Côte de Beaune Grand Cru:
2016 Le Corton—The only Grand Cru Vineyard in the Côte de Beaune. Classic Corton, full and rich, with some tannins; it needs time to soften, typical of Corton. $110 (2016) 93
Côte de Nuits Premier Cru:
2016 Nuits-Saint-Georges Les Cailles—Blueberry and blackberry aromas; elegant, but concentrated and minerally; lots of depth; often, it is this village’s best Burgundy $95 (2016) 94
Bouchard White Burgundies—2016
Côte de Beaune Village Level:
2016 Mersault Les Clous—Bouchard’s single-vineyard Meursault, not Premier Cru, but really of the same quality.
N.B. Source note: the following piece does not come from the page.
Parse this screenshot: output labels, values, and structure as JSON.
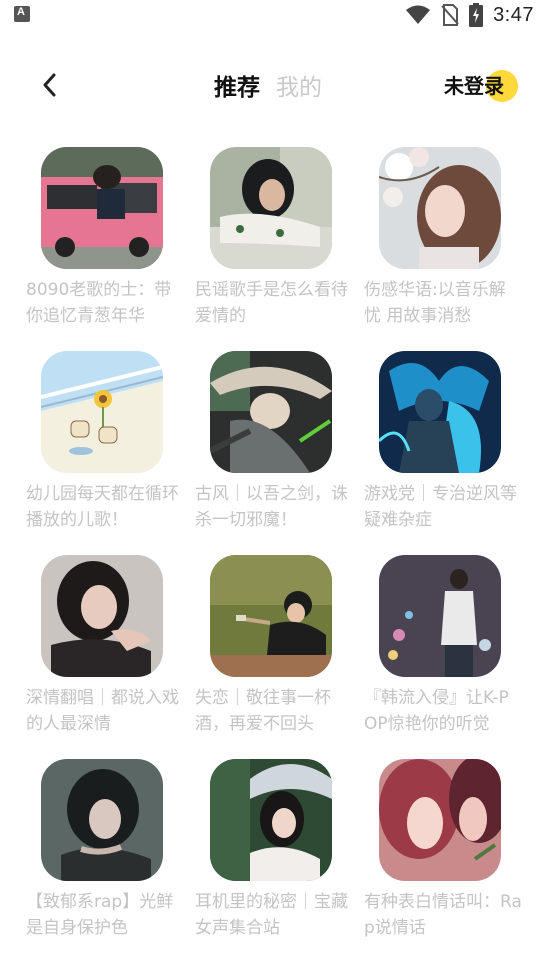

Herbal, honey, nutty aromas; a rich Meursault with depth and concentration.; needs time to fully develop. $52 93
2016 Puligny-Montrachet—Creamy, silky, very concentrated; leaner than Meursault; long finish. $70 93
Côte de Beaune Premier Cru:
2016 Beaune Clos Saint-Landry—Fairly rare white vineyard in Beaune, which has mainly red vineyards. One of the oldest (perhaps the oldest) Chardonnay vineyards in Beaune; a Monopole, purchased by Bouchard in 1791. Nutty, pineapple aromas; rich and full; a powerful white Burgundy; ready to drink now. $57 94
Côte de Beaune Grand Cru:
2016 Corton-Charlemagne—The white Grand Cru of Corton usually outshines the red Corton. For me, this was the standout Burgundy of the tasting--red or white. Fresh lemon, spice, and grapefruit aromas; a powerful wine, with great acidity. Elegant, but authoritative and concentrated, with creamy texture. It will live for many decades. A wine to keep before drinking--at least ten years. $175 (2016) 98
William Fèvre Chablis—2016
The weather in Chablis was similar to that in the Côte d’Or, but even worse in the spring. The Chablis crop in 2016 was very limited. Chablis lovers should act fast in acquiring some 2016 Chablis because the wines are very good, similar to 2014 and 2008 (also cool years). The 2016 Chablis have concentration and great acidity, very much like 2014.
Chablis Premier Crus:
2016 Chablis Montmains—Always one of the better Chablis Premier Crus, with minerality, power, and excellent aging potential; nutty, green lemon aromas; Creamy and lean, with high acidity and excellent concentration. $47 92
2016 Chablis Montée de Tonnerre—Arguably the best Chablis Premier Cru. Very minerally, with great depth and concentration. Drink now, or hold (I would keep it a while). $52 93
Chablis Grand Crus:
2016 Chablis Bougros “Côte Bouguerots”—This part of the Bougros Grand Cru is owned by William Fèvre. Very lean and chalky, with excellent concentration; authoritative and rich; I would give this Grand Cru a few more years to develop. $80 (West Coast). 94
2016 Chablis Les Clos—Les Clos is usually regarded as the greatest Grand Cru Chablis. Very white, chalky soil exhibited in the wine’s chalky aromas. Very good depth; refined and elegant; very concentrated; long, long finish! It’s all there. $100 to $110. 96
The 2016 vintage is very impressive, both for its red and white Burgundies, including Chablis. Bouchard’s red Beaune Burgundies especially showed well. And Bouchard’s Corton-Charlemagne is a glorious white Burgundy. All of William Fèvre’s Chablis wines were great, especially Les Clos. These wines will not be around long because of the small crops. A word to the wise: Buy them soon.